WHAT THE TASK ASKS>
Exactly as written, output each of the entries below.

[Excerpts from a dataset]
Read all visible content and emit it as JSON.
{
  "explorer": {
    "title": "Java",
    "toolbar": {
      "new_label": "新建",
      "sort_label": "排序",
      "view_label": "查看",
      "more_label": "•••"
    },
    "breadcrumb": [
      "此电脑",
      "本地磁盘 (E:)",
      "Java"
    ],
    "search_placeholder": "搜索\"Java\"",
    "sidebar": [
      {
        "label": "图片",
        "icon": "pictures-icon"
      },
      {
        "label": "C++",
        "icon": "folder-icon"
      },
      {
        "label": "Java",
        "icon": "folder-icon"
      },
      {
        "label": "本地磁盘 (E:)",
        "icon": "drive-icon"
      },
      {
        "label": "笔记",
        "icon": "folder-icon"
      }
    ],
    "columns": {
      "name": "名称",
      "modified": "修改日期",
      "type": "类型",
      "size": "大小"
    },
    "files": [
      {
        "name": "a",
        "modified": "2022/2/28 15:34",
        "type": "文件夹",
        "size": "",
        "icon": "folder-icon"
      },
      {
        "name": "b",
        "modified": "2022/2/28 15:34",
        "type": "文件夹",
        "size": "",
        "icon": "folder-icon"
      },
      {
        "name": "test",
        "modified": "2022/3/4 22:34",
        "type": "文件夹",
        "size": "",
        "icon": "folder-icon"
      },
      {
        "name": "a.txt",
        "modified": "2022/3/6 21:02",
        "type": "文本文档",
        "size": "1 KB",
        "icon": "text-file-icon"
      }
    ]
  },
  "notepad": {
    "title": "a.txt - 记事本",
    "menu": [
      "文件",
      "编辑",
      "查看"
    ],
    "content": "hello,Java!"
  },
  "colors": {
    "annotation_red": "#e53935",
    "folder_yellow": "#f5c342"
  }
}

COMPLETED EXERCISE>
Read all visible content and emit it as JSON.
{
  "explorer": {
    "title": "Java",
    "toolbar": {
      "new_label": "新建",
      "sort_label": "排序",
      "view_label": "查看",
      "more_label": "•••"
    },
    "breadcrumb": [
      "此电脑",
      "本地磁盘 (E:)",
      "Java"
    ],
    "search_placeholder": "搜索\"Java\"",
    "sidebar": [
      {
        "label": "图片",
        "icon": "pictures-icon"
      },
      {
        "label": "C++",
        "icon": "folder-icon"
      },
      {
        "label": "Java",
        "icon": "folder-icon"
      },
      {
        "label": "本地磁盘 (E:)",
        "icon": "drive-icon"
      },
      {
        "label": "笔记",
        "icon": "folder-icon"
      }
    ],
    "columns": {
      "name": "名称",
      "modified": "修改日期",
      "type": "类型",
      "size": "大小"
    },
    "files": [
      {
        "name": "a",
        "modified": "2022/2/28 15:34",
        "type": "文件夹",
        "size": "",
        "icon": "folder-icon"
      },
      {
        "name": "b",
        "modified": "2022/2/28 15:34",
        "type": "文件夹",
        "size": "",
        "icon": "folder-icon"
      },
      {
        "name": "test",
        "modified": "2022/3/4 22:34",
        "type": "文件夹",
        "size": "",
        "icon": "folder-icon"
      },
      {
        "name": "a.txt",
        "modified": "2022/3/6 21:02",
        "type": "文本文档",
        "size": "1 KB",
        "icon": "text-file-icon"
      }
    ]
  },
  "notepad": {
    "title": "a.txt - 记事本",
    "menu": [
      "文件",
      "编辑",
      "查看"
    ],
    "content": "hello,Java!"
  },
  "colors": {
    "annotation_red": "#e53935",
    "folder_yellow": "#f5c342"
  }
}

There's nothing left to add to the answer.